What you need to do: Which lines in the data below contain the word "mudah"? Pull each of them out.

[Entries from a dataset of interfaces]

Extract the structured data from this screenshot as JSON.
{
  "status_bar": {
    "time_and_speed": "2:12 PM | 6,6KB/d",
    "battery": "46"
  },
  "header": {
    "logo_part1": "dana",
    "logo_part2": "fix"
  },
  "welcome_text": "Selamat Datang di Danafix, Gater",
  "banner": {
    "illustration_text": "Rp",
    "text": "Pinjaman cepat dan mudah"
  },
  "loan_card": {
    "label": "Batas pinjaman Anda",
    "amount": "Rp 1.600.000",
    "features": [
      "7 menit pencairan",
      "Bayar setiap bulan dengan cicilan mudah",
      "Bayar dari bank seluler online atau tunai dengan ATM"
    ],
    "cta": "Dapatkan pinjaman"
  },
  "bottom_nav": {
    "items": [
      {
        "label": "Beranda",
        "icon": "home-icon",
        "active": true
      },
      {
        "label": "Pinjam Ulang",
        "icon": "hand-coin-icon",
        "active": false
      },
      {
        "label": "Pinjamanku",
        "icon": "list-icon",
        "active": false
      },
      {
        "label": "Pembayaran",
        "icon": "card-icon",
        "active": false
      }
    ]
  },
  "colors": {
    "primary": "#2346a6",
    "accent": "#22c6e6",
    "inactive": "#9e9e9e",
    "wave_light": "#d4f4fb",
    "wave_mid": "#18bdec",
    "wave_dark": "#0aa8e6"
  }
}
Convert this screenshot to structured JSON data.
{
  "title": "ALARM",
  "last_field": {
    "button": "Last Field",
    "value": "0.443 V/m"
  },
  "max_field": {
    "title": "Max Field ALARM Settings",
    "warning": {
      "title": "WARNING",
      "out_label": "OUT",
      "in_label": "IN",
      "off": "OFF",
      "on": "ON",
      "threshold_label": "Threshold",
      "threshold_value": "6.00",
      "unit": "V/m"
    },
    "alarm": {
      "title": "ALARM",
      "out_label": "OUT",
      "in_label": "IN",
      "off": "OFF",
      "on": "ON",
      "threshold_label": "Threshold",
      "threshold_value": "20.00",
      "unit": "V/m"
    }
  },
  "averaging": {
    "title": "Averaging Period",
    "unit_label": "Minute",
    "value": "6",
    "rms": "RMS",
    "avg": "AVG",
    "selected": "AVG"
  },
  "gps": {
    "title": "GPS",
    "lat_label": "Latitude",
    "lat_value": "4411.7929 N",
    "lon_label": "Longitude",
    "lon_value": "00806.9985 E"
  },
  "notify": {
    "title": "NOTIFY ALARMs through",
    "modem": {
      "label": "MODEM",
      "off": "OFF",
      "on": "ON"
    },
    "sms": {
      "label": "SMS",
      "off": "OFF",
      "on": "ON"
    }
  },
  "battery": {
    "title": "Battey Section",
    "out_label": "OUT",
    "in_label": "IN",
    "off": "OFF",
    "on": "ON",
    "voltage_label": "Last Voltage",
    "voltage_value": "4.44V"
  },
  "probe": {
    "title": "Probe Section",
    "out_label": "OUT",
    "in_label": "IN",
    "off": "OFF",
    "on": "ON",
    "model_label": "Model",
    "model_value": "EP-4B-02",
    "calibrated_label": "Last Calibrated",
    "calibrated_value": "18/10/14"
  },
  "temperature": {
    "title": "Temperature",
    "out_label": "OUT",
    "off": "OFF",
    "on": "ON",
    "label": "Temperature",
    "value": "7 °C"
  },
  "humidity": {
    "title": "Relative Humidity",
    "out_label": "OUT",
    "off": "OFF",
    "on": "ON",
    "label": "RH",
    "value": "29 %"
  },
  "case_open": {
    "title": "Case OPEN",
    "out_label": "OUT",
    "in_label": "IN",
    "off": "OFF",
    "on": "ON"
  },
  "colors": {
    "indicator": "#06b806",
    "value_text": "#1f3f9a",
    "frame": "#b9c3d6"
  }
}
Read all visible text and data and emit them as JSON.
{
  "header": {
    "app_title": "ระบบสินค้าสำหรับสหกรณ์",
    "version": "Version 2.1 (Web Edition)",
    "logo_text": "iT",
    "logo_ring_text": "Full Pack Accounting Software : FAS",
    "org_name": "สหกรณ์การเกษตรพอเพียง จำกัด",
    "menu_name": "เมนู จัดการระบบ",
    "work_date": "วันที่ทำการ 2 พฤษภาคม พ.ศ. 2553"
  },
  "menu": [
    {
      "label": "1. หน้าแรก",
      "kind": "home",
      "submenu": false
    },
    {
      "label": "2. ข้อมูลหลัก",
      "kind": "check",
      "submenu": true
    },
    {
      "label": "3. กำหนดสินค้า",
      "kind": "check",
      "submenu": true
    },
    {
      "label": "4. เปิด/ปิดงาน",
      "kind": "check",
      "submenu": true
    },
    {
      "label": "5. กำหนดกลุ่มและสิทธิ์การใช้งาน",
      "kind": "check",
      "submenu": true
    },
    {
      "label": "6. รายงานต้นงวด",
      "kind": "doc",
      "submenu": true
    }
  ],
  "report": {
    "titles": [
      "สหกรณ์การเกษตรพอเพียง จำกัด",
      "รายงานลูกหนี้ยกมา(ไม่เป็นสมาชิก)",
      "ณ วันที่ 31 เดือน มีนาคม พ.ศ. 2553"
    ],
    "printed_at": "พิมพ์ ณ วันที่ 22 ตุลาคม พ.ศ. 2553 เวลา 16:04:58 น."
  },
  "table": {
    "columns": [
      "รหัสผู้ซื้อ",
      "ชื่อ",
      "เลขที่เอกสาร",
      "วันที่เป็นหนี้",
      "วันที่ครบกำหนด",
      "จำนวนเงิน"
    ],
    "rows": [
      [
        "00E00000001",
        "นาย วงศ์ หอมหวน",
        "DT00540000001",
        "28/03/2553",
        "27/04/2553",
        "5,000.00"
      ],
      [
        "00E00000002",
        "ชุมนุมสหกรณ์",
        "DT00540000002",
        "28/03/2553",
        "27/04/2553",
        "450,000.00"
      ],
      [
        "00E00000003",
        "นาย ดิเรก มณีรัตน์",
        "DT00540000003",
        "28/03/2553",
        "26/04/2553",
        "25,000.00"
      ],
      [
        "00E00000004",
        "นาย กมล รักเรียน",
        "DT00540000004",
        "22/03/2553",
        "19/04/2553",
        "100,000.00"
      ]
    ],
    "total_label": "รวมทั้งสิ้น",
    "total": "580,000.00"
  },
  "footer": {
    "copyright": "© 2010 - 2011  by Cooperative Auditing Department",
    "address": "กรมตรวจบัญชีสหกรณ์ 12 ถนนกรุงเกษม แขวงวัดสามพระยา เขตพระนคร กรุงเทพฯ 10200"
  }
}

Written response:
    "text": "Pinjaman cepat dan mudah"
      "Bayar setiap bulan dengan cicilan mudah",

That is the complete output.